Drug branding usually works a little differently to other sectors. The naming of products is a linguistic art, there are strict rules about what can be shown (and what must be shown) on packaging, and many countries have restrictions against direct-to-consumer marketing. This might explain why even the biggest pharma companies haven't tended to give a lot of attention to logo design.
Few medications have memorable logos, with the Eli Lilly's Prozac perhaps being one of the rare exceptions with its radiant sun in the 'O'. That product became a household name in the '90s. Today, Novo Nordisk's Ozempic has acheived similar fame, and it also has one of the cleverest drug logos yet (see our pick of the best logos of the 1960s for more inspiration).
Ozempic was developed as a diabetes medication but use for weight loss quickly became fashionable among celebs, leading to shortages of the product. Like many medicines, the brand name feels cryptic but no doubt took many rounds of discussion to arrive at something that sounds sciency while being pronouncable.
But unlike most drugs, it feels like a lot thought also went into the Ozempic logo. The 'i' in the logotype recalls the form of an exclamation mark, with the elements reversed to create an abstract representation of a needle (Ozempic is an injection). But it can also be seen as human head and torso – with a very slim waist. And it seems this is entirely intentional.
In its brand guidelines document (see graphic designer Igor Biasini's Creative Pool portfolio), Novo Nordisk states: "We’ve customized the letter ‘i’ of Ozempic to represent a human character icon, which gives a warmth to the logo and accentuates our patient-centered approach.”
The document doesn't confirm that the person was intentionally made slim to allude to the product's popular off-label use for weight loss, but the size of the 'i' is so much more narrow than the other letters in the logo that I think a seasoned graphic designer like Biasini must have known what he was doing.
The logo may be clever (at least for a drug logo), but I'm also surprised that it hasn't been more controversial. The 'i' is so skinny that it could be seen as promoting an unhealthy relationship with weight. Also, despite its popularity, Ozempic has not been approved for weight loss (Novo Nordisk's Wegovy based on the same active ingredient has). Alluding to an off-label use in branding would normally get the ire of regulators, such as the FDA.

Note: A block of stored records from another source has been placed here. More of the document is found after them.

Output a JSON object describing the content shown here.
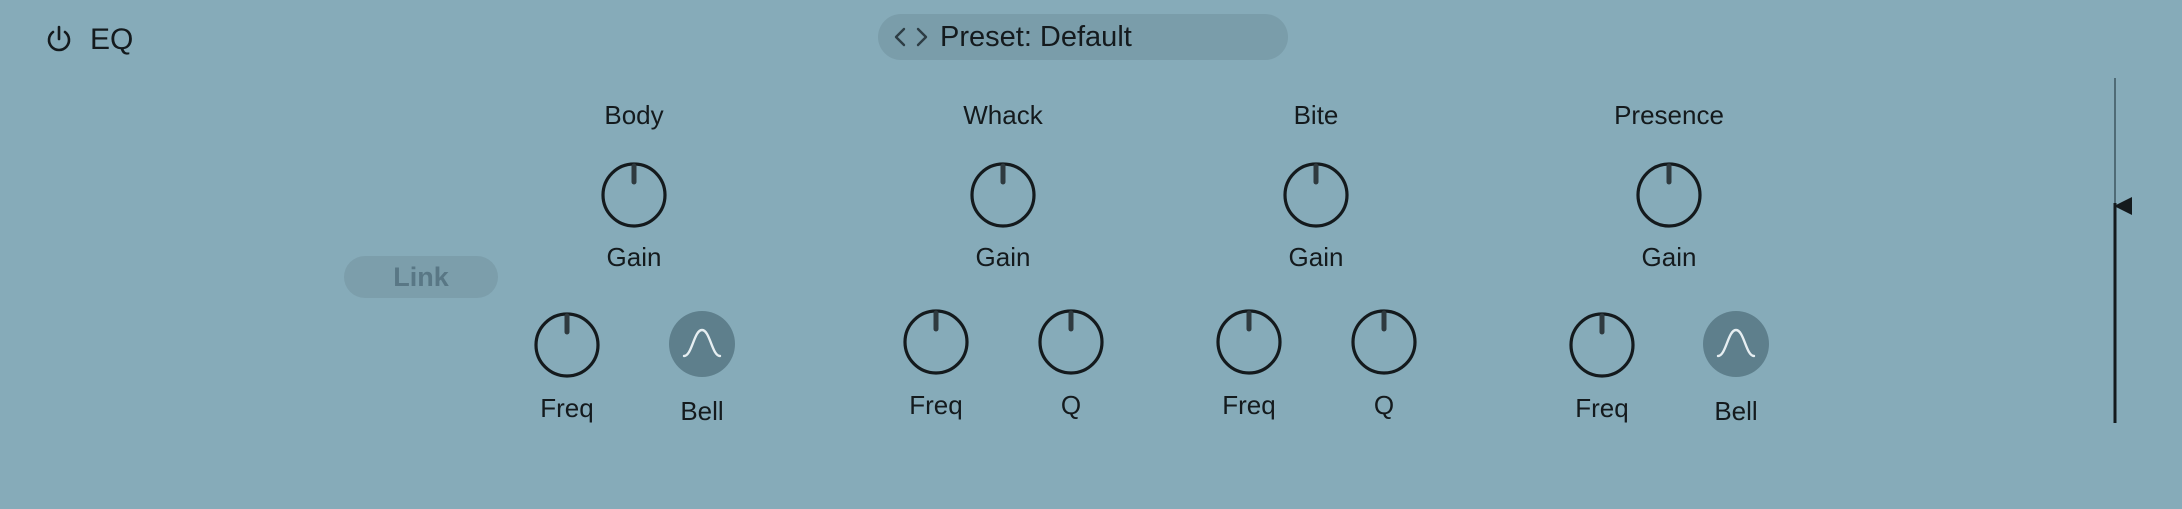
{
  "header": {
    "title": "EQ",
    "preset_label": "Preset: Default"
  },
  "link_label": "Link",
  "bands": {
    "body": {
      "title": "Body",
      "gain": "Gain",
      "freq": "Freq",
      "shape": "Bell"
    },
    "whack": {
      "title": "Whack",
      "gain": "Gain",
      "freq": "Freq",
      "q": "Q"
    },
    "bite": {
      "title": "Bite",
      "gain": "Gain",
      "freq": "Freq",
      "q": "Q"
    },
    "presence": {
      "title": "Presence",
      "gain": "Gain",
      "freq": "Freq",
      "shape": "Bell"
    }
  },
  "icons": {
    "power": "power-icon",
    "preset_nav": "chevron-left-right-icon",
    "bell": "bell-curve-icon",
    "meter_pointer": "triangle-left-icon"
  },
  "colors": {
    "background": "#86abb9",
    "knob_stroke": "#141a1d",
    "shape_button": "#5e7f8c",
    "link_text": "#597785"
  }
}
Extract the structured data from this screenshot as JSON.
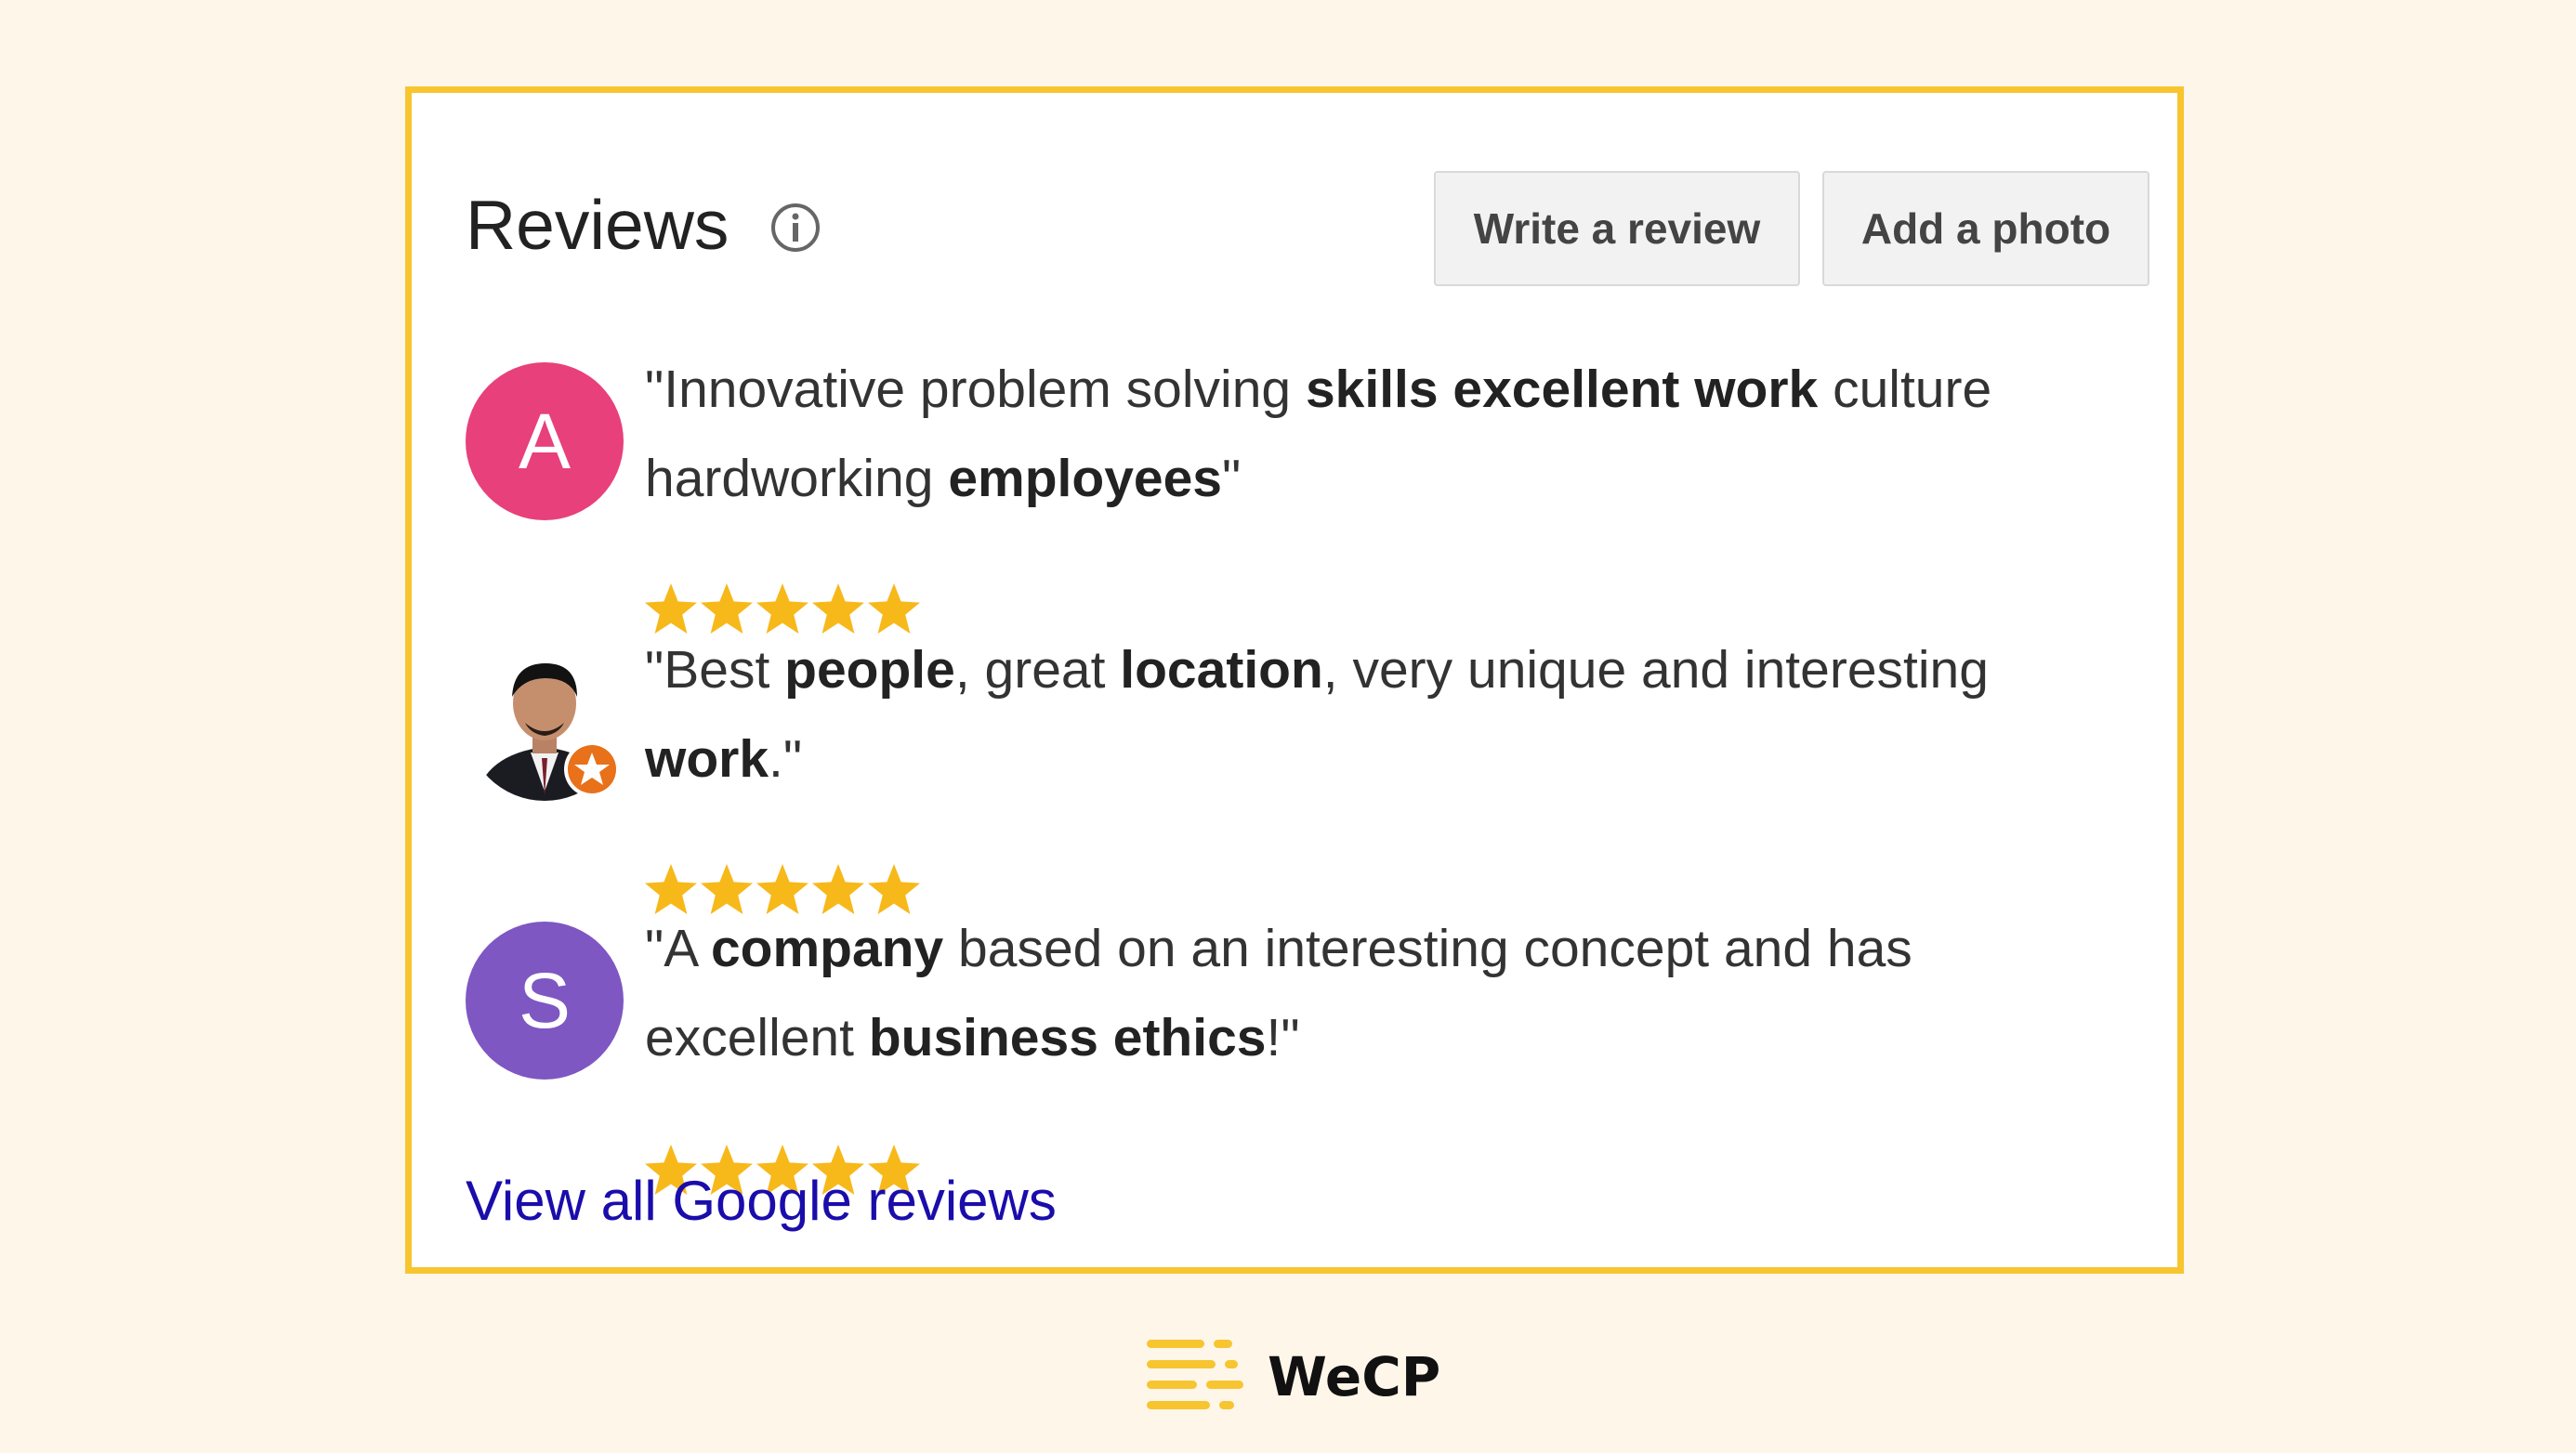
{
  "header": {
    "title": "Reviews",
    "info_icon": "info-icon",
    "write_review_label": "Write a review",
    "add_photo_label": "Add a photo"
  },
  "reviews": [
    {
      "avatar_letter": "A",
      "avatar_color": "#e8407a",
      "quote_parts": [
        {
          "text": "\"Innovative problem solving ",
          "bold": false
        },
        {
          "text": "skills excellent work",
          "bold": true
        },
        {
          "text": " culture hardworking ",
          "bold": false
        },
        {
          "text": "employees",
          "bold": true
        },
        {
          "text": "\"",
          "bold": false
        }
      ],
      "rating": 5
    },
    {
      "avatar_letter": "",
      "avatar_type": "photo",
      "badge_icon": "local-guide-star-icon",
      "quote_parts": [
        {
          "text": "\"Best ",
          "bold": false
        },
        {
          "text": "people",
          "bold": true
        },
        {
          "text": ", great ",
          "bold": false
        },
        {
          "text": "location",
          "bold": true
        },
        {
          "text": ", very unique and interesting ",
          "bold": false
        },
        {
          "text": "work",
          "bold": true
        },
        {
          "text": ".\"",
          "bold": false
        }
      ],
      "rating": 5
    },
    {
      "avatar_letter": "S",
      "avatar_color": "#7e57c2",
      "quote_parts": [
        {
          "text": "\"A ",
          "bold": false
        },
        {
          "text": "company",
          "bold": true
        },
        {
          "text": " based on an interesting concept and has excellent ",
          "bold": false
        },
        {
          "text": "business ethics",
          "bold": true
        },
        {
          "text": "!\"",
          "bold": false
        }
      ],
      "rating": 5
    }
  ],
  "footer": {
    "view_all_label": "View all Google reviews"
  },
  "brand": {
    "name": "WeCP",
    "logo_icon": "wecp-logo-icon"
  },
  "colors": {
    "page_background": "#fff6ea",
    "card_border": "#f7c52f",
    "star": "#f7b81a",
    "link": "#1a0dab",
    "badge": "#e8711a"
  }
}
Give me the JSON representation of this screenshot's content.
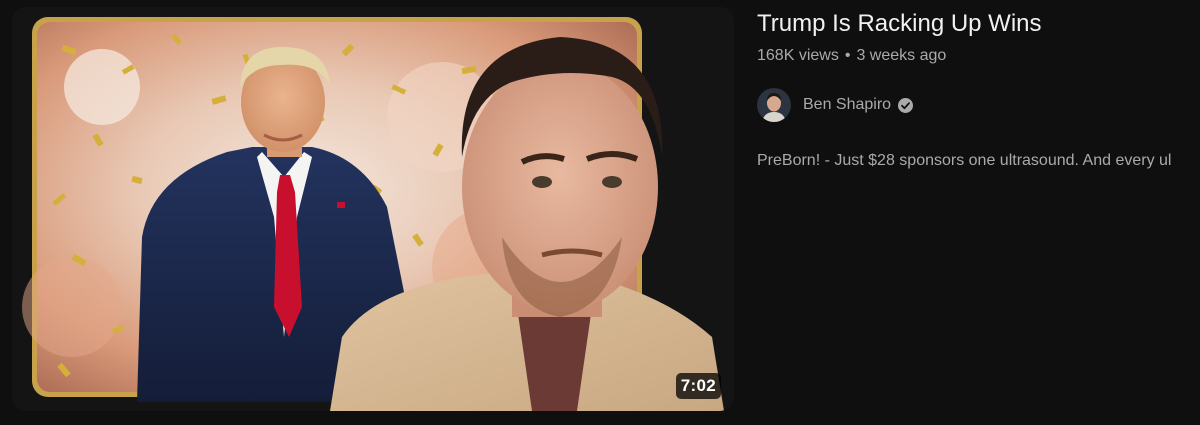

One person who has raised concerns about the design is Northern Arizona University sociologist James I. Bowie. In an analysis of the logo for the business media outlet Fast Company, he suggests that "The willingness of Ozempic’s manufacturer to let its logo make a bold, if perhaps unwarranted, visual claim may represent a tiny step back toward the early days of medicinal branding," noting that back in the 19th-century "new and largely bogus 'patent medicines' often employed striking graphic trademarks to push sales."
Speaking of the pharma sector. There's a new Johnson & Johnson logo that replaces one of the oldest logos that was still in use.